Arcubalis’ “Village of the Damned” is arguably the biggest misstep of the album. It’s hard to describe just how boring this track is. It’s a remix of “The Alchemist’s Haven”, yet any semblance of the original song is hard to find. It’s very, VERY quiet and slow, rarely picking up in pace or adding anything new to the arrangement. You’re looking at stretches that go up to 30 seconds with dry, dry synth sounds. Mint Potion’s “ALCHEMY” is a very liberal remix of Plague Knight’s theme. It’s a vocal song, featuring Dale North on vocals and Jeff Ball on strings. There’s a 70s disco-like feel to this song, almost at times sounding like a modern-day James Bond number. Unlike the previous remixes, it doesn’t just find something new, it finds new ways to take it in different directions. It works wonders here, with the eventual addition of female vocals backing Dale being a nice touch. However, it does seem to end a little too early, fading out immediately after one of the chorus lines.
As an addition to the highly memorable (And recommended!) Shovel Knight Soundtrack, Plague of Shadows is a pitch-perfect addition. It weaves it’s own way into the chiptune sounds of the game with style and an extra heaping of grace. Rarely will you hear an 8-bit album have music so ready for the ballroom; you’d be temped to take your lover for a night out on the dance floor. It’s short length is never too distracting, although, it may leave some wishing for more. Rather then replace the original soundtrack, it simply adds to it. The extra tracks are sadly the album’s biggest disappointment, with one lone highlight in Mint Potion’s “ALCHEMY”. It pains me that I’m giving this album 4 stars; it’s easily a 4.5. But, as Jake Kaufman has packaged the remixes with the OST, I have to include them into the review. Regardless, this is a gem of a soundtrack. If you’re a fan of Shovel Knight, or you just loves the nostalgic sounds of chiptunes, Plague of Shadows is an steal. Jake Kaufman lets you pay your own price for his soundtracks on his Bandcamp. Even though I just said steal (Which I’m immediately regretting), don’t be afraid to send some money his way.
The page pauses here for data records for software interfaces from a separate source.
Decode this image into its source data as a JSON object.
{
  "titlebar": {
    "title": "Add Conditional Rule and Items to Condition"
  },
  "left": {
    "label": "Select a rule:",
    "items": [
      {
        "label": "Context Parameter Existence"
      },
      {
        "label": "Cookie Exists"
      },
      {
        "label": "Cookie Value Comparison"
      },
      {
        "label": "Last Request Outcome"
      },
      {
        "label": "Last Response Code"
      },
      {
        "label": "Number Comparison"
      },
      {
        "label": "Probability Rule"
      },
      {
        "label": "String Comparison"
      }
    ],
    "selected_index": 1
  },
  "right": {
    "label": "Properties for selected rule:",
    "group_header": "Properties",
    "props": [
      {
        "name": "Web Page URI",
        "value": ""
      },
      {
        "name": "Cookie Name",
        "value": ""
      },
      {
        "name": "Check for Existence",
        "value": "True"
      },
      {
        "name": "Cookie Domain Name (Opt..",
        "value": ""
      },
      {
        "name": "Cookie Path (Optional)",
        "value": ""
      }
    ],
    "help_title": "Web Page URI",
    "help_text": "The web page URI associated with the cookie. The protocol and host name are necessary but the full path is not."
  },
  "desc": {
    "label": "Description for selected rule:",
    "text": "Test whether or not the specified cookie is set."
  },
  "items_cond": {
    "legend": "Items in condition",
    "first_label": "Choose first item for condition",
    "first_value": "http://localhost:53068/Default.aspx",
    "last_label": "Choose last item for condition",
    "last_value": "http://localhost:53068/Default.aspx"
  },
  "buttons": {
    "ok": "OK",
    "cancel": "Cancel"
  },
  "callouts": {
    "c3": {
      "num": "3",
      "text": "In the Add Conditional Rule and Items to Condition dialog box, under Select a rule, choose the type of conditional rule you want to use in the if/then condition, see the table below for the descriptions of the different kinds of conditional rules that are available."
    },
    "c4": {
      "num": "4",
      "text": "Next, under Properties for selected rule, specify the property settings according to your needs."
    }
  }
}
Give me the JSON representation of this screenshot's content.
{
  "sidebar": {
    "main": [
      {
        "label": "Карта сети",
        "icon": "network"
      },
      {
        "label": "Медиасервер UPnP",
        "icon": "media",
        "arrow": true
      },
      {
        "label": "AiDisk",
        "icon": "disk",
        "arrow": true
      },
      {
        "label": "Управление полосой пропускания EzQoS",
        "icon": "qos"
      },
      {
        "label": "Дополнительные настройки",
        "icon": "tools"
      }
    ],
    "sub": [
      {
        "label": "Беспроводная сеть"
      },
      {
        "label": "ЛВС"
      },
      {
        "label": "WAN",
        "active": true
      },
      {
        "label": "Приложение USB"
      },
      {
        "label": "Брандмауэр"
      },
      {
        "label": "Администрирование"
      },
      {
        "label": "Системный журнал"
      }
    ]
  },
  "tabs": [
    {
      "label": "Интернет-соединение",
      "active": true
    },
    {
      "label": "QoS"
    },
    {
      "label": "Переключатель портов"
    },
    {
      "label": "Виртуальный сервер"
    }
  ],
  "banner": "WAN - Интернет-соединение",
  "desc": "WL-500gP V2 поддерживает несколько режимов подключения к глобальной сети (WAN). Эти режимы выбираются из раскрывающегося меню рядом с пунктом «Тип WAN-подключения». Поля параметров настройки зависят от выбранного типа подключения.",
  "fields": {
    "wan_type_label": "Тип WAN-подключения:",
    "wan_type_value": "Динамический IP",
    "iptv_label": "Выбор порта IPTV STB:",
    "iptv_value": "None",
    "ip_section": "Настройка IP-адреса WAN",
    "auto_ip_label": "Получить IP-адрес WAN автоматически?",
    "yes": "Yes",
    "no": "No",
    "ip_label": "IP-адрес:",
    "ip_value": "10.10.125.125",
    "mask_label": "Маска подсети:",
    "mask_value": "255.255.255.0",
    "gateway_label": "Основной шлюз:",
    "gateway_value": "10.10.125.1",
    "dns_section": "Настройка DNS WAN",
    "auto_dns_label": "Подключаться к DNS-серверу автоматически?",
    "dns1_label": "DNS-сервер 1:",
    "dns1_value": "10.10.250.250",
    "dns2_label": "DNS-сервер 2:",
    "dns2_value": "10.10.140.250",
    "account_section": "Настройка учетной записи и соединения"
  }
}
Spoiler alert: he’ll appreciate it plenty.
Do you agree with the review and score? Let us know in the comments below!
Posted on October 4, 2015 by Chris Hayman. Last modified on January 19, 2016.